[I think that Yellow House was the most potentially successful of Shapiro’s work in terms of critical and audience reception—had it only received the kind of attention it deserved, especially at the Theatre of Nations.  It’s more accessible than Strangers, arguably the theater piece that most realized the principles and techniques Shapiro developed with the Shaliko Company (see my post on 3 and 6 March 2014), but it still demonstrates the theatricality, the space use, the synthesis of arts,  and so on.  It’s also a recognizable topic—people know about van Gogh—and it’s an exploration of something audiences understand intuitively.  Shapiro agreed that Yellow House was “pretty” and “not too rough . . . to be popular,” as he recognized that some of the Shaliko projects were.  The Baltimore theater festival was largely ignored except as a local event (even the Washington Post didn’t cover it, much less the New York Times, Wall Street Journal, Village Voice, New York magazine, VarietyTime, or Newsweek.  As you see, those Baltimore reviewers that did write about The Yellow House essentially raved over it.  Had the show garnered that kind of attention out of New York or nationally, it might have allowed Shapiro to raise the money for that unrealized European tour of Yellow House and a final New York production of the finished theater piece.  Nothing probably could have prevented Shapiro getting the diagnosis of bladder cancer the director received in July 1995, but had Yellow House gotten the kind of press coverage I think it should have, the end of Shapiro’s career might have been very different.

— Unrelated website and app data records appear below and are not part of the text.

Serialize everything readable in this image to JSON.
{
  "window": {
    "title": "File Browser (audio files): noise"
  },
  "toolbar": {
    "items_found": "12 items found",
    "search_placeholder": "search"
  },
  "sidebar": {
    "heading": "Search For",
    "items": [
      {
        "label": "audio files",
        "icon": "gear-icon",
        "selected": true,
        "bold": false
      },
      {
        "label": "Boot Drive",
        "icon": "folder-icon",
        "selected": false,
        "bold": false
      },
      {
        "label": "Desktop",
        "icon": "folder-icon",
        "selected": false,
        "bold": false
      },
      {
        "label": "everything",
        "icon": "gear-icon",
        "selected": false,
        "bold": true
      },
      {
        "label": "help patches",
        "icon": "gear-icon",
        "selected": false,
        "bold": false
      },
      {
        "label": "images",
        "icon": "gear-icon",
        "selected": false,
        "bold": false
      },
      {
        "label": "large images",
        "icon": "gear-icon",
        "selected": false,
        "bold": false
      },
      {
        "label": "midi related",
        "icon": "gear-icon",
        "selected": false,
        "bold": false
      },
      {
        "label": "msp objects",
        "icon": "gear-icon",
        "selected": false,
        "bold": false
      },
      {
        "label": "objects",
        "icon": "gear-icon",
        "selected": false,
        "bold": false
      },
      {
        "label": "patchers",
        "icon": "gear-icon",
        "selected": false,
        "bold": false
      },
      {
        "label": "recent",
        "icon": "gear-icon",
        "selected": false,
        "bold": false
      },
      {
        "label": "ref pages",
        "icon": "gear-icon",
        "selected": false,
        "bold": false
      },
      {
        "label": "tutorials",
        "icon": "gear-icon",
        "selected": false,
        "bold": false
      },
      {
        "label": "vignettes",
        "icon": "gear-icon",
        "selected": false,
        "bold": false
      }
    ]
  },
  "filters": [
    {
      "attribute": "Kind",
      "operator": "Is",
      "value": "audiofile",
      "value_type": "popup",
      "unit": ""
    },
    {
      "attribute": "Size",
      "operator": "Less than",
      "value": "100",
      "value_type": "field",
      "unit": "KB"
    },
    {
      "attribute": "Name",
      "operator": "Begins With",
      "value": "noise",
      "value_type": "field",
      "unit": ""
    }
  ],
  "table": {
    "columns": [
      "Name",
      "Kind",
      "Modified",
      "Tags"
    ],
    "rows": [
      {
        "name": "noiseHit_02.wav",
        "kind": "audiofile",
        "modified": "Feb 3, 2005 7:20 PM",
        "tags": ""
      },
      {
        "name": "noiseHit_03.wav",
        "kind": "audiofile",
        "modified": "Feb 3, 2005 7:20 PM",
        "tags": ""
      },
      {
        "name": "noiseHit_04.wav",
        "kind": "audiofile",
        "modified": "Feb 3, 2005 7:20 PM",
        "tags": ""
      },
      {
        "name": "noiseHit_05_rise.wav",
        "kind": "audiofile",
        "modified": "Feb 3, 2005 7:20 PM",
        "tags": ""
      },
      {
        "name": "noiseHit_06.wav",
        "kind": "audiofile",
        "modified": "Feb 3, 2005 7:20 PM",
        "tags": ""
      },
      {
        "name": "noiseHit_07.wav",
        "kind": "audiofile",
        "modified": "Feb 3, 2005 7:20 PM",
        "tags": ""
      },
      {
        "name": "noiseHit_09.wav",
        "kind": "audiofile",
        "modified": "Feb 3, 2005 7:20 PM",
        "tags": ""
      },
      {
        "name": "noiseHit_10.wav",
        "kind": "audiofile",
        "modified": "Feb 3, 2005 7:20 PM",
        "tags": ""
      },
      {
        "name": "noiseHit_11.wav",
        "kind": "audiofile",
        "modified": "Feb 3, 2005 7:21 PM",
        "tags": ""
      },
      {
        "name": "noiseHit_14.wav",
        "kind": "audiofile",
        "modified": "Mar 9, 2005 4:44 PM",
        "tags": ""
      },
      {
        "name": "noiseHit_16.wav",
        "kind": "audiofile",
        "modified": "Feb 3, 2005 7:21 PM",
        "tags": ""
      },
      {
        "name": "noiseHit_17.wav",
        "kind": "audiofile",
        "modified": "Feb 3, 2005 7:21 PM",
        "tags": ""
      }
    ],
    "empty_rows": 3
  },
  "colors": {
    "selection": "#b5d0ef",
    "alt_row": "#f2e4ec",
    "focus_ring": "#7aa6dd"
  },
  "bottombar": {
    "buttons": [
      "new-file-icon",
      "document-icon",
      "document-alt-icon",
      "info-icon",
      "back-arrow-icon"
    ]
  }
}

[I don’t put footnotes on Rick On Theater, but all the quotations in “The Yellow House” are sourced; I will be pleased to furnish any reader who’s interested with the citations for them upon request.  The sources, some of which aren’t published, run a gamut of Shaliko documents, articles and essays written by Leonardo Shapiro, reviews and press coverage of Shaliko’s and Shapiro’s work, interviews with Shapiro and  his colleagues and associates conducted by me, interviews of Shapiro conducted by other writers (some published and some not), transcripts from video tapes, and several other resources.  I won’t append a list of sources here—it would go on for pages—but I will list the reviews I quoted at the end of “The Yellow House”:

·   Victor Gluck, “The Yellow House,” Back Stage [New York] 28 March 1986: 42A.
·   John Strausbaugh, “Theater: The Color Yellow,” City Paper [Baltimore] 4-10 July 1986: 28-29.
·   David Bergman, “Theater: The Party’s Over,” City Paper [Baltimore] 11-17 July 1986: 28.
·   J. Wynn Rousuck, “‘The Yellow House’ Paints a Brilliant Picture of Van Gogh,” The Sun [Baltimore] 25 June 1986, sec. B: 1, 3.
·   J. Wynn Rousuck, “Shapiro’s Chekhov,” The Sun [Baltimore] “Like” [magazine sec.] 31 October 1996: 28.
·   J. Wynn Rousuck, “Theater review; Avant-garde director takes wing with ‘Seagull,’” The Sun [Baltimore] 12 November 1996, sec. E: 3.

[If any reader wants to verify a citation, leave a request in the Comments section for this post.  Just a reminder, however: not all sources will be available to the public and others may be hard to access because they exist only in non-circulating collections like the New York Public Library Billy Rose Theatre Division.]